Since then a lot has changed. Okay, no it hasn't. The Storybricks team has been jettisoned from the project after, supposedly, having contributed as much as needed to allow the work to continue in house. Along with all the other invisible work being carried out by invisible people, invisibly, one assumes.
I'd forgotten about Storybricks. Indeed, the degree to which it had vanished from my memory can be measured by the fact that, even though ex-Storybricks developer Brian "Psychochild" Green was the very person to bring Ninelives to my attention, I still didn't connect the two until Dahakha reminded me.
There's a connection? Well, yes, in a way. Conceptually. Potentially. It has something to do with the discussion on single player RPGs, virtual worlds, immersion and authenticity.
It occurred to me while I was playing and enjoying and feeling part of and yet strangely isolated from the compelling world of Ninelives that we don't seem to have any virtual worlds that aren't games or gamelike simulations. We could.
A very long time ago, most likely in a Philip K Dick novel, I remember coming across the concept of living pictures. Art that hangs on the wall of your house but which shows not the same static picture but a moving image.
At the time something of the kind could have been contrived in the way video installation became a gallery staple in the 1980s. Today the technology is cheap and available enough to make moving pictures on the walls of your home an everyday reality. The most it appears to be used for thus far, however, is as a rather tacky replacement for photo albums and the old home movie projector.
What if, instead of photos of your dog and videos of the grandchildren, a screen on your wall opened onto an ever-changing vista of another world? How would it be if a roving camera panned across fields and plains, followed strange creatures through towering forests, swooped above the bustling streets of cities?
How would it be to watch them carrying on their imaginary lives without intervention or interruption? With the procedural techniques currently being employed to build vast enterprises like No Man's Sky and the artificial intelligence codices promised by Storybricks, could we not have something far closer to virtual worlds than anything we've yet seen?
What's more, freed from the costs and constraints of having to provide either gameplay or narrative, all of the development funding and effort could be directed at world-building.
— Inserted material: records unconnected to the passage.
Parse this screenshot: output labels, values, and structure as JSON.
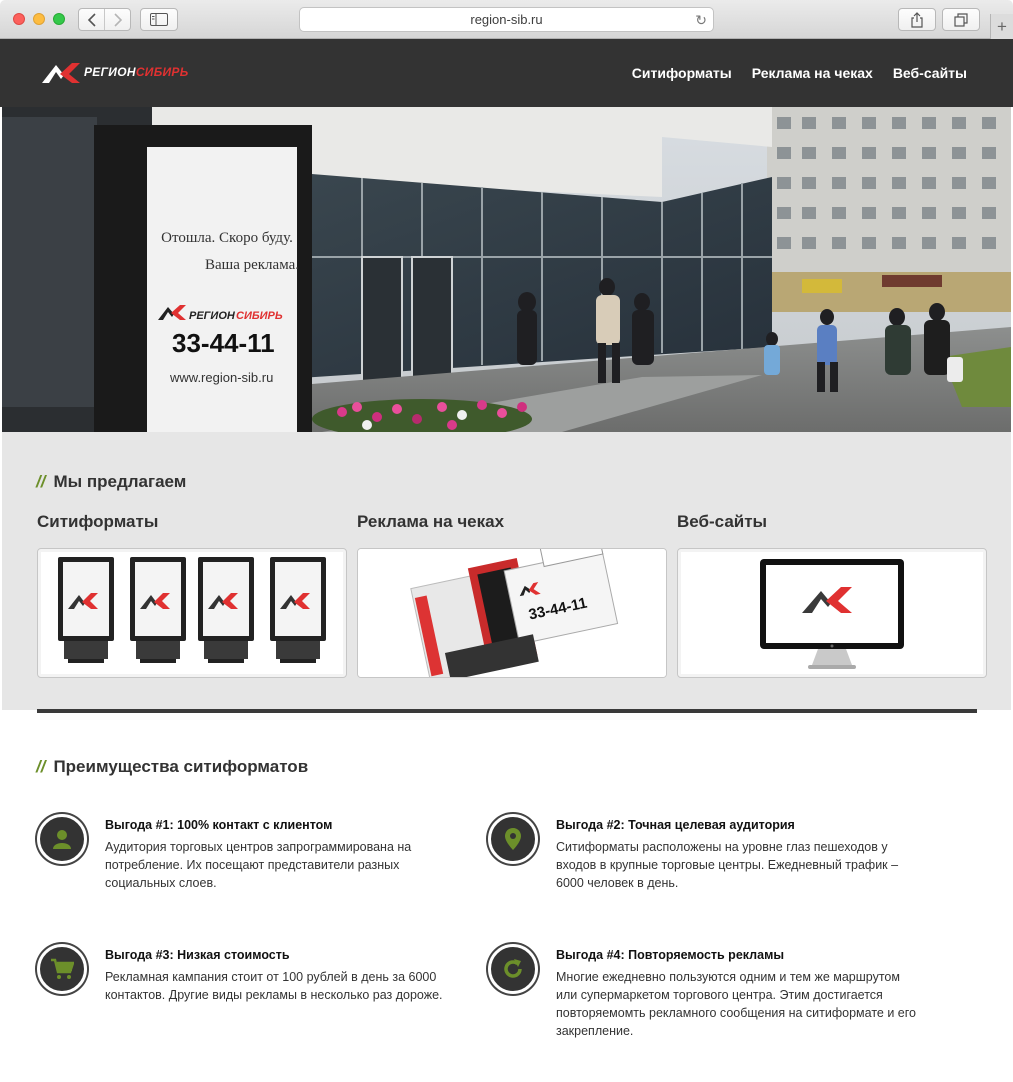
{
  "browser": {
    "url": "region-sib.ru"
  },
  "header": {
    "logo_white": "РЕГИОН",
    "logo_red": "СИБИРЬ",
    "nav": [
      "Ситиформаты",
      "Реклама на чеках",
      "Веб-сайты"
    ]
  },
  "hero": {
    "poster_line1": "Отошла. Скоро буду.",
    "poster_line2": "Ваша реклама.",
    "poster_logo_white": "РЕГИОН",
    "poster_logo_red": "СИБИРЬ",
    "poster_phone": "33-44-11",
    "poster_url": "www.region-sib.ru"
  },
  "offers": {
    "title": "Мы предлагаем",
    "cards": [
      {
        "title": "Ситиформаты"
      },
      {
        "title": "Реклама на чеках"
      },
      {
        "title": "Веб-сайты"
      }
    ],
    "receipt_phone": "33-44-11"
  },
  "benefits": {
    "title": "Преимущества ситиформатов",
    "items": [
      {
        "icon": "user-icon",
        "title": "Выгода #1: 100% контакт с клиентом",
        "text": "Аудитория торговых центров запрограммирована на потребление. Их посещают представители разных социальных слоев."
      },
      {
        "icon": "map-pin-icon",
        "title": "Выгода #2: Точная целевая аудитория",
        "text": "Ситиформаты расположены на уровне глаз пешеходов у входов в крупные торговые центры. Ежедневный трафик – 6000 человек в день."
      },
      {
        "icon": "cart-icon",
        "title": "Выгода #3: Низкая стоимость",
        "text": "Рекламная кампания стоит от 100 рублей в день за 6000 контактов. Другие виды рекламы в несколько раз дороже."
      },
      {
        "icon": "refresh-icon",
        "title": "Выгода #4: Повторяемость рекламы",
        "text": "Многие ежедневно пользуются одним и тем же маршрутом или супермаркетом торгового центра. Этим достигается повторяемомть рекламного сообщения на ситиформате и его закрепление."
      }
    ]
  },
  "colors": {
    "header_bg": "#333333",
    "accent_red": "#e03131",
    "accent_green": "#6c8f2a",
    "section_bg": "#e6e6e6"
  }
}
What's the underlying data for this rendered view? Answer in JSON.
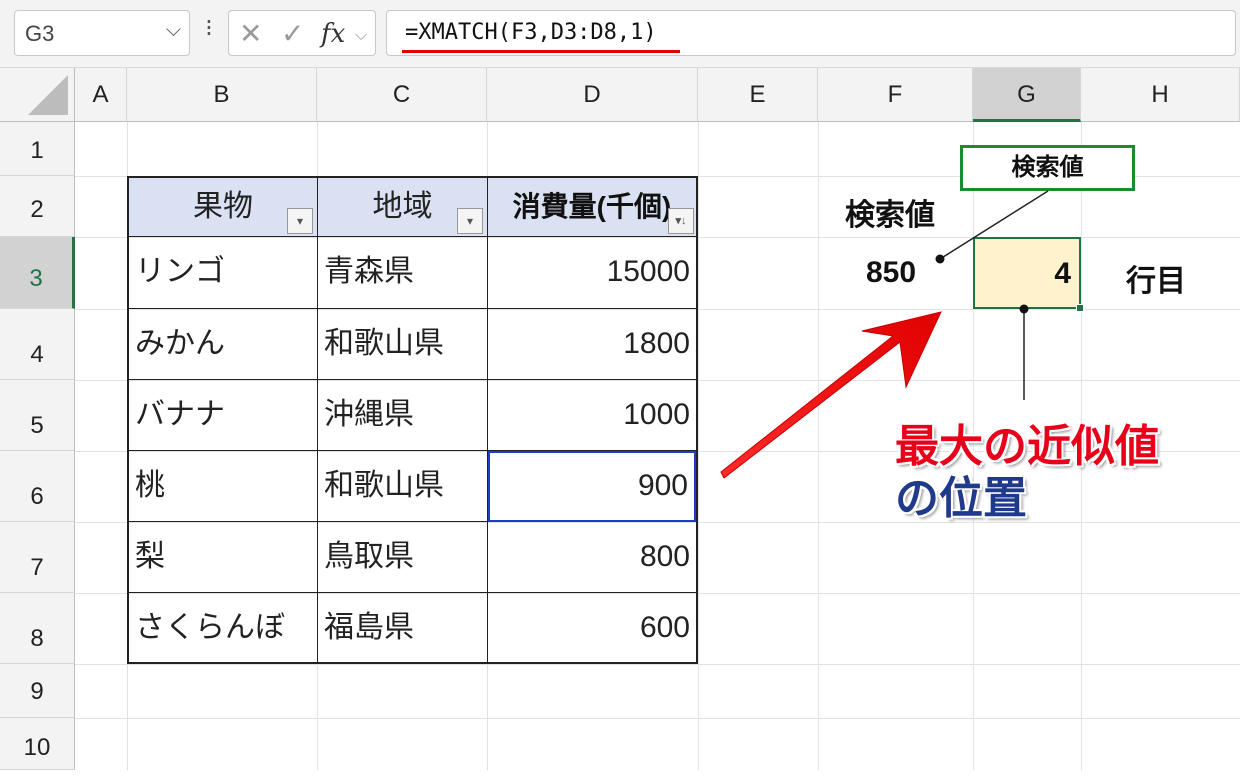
{
  "formula_bar": {
    "name_box": "G3",
    "formula": "=XMATCH(F3,D3:D8,1)"
  },
  "columns": [
    "A",
    "B",
    "C",
    "D",
    "E",
    "F",
    "G",
    "H"
  ],
  "rows": [
    "1",
    "2",
    "3",
    "4",
    "5",
    "6",
    "7",
    "8",
    "9",
    "10"
  ],
  "table": {
    "headers": [
      "果物",
      "地域",
      "消費量(千個)"
    ],
    "rows": [
      [
        "リンゴ",
        "青森県",
        "15000"
      ],
      [
        "みかん",
        "和歌山県",
        "1800"
      ],
      [
        "バナナ",
        "沖縄県",
        "1000"
      ],
      [
        "桃",
        "和歌山県",
        "900"
      ],
      [
        "梨",
        "鳥取県",
        "800"
      ],
      [
        "さくらんぼ",
        "福島県",
        "600"
      ]
    ]
  },
  "lookup": {
    "label": "検索値",
    "value": "850",
    "result": "4",
    "unit": "行目"
  },
  "annotations": {
    "callout": "検索値",
    "line1": "最大の近似値",
    "line2": "の位置"
  },
  "colors": {
    "accent_green": "#217346",
    "highlight": "#fff2cc",
    "header_fill": "#d9e1f2",
    "red": "#e8001b",
    "navy": "#1f3a8a"
  }
}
Sitting squarely within the visual arts rather than storytelling or gaming the result could be something designed to give pleasure, provoke thought and stir emotion simply by being observed and experienced, not by being played.
I'd Kickstart a project like that.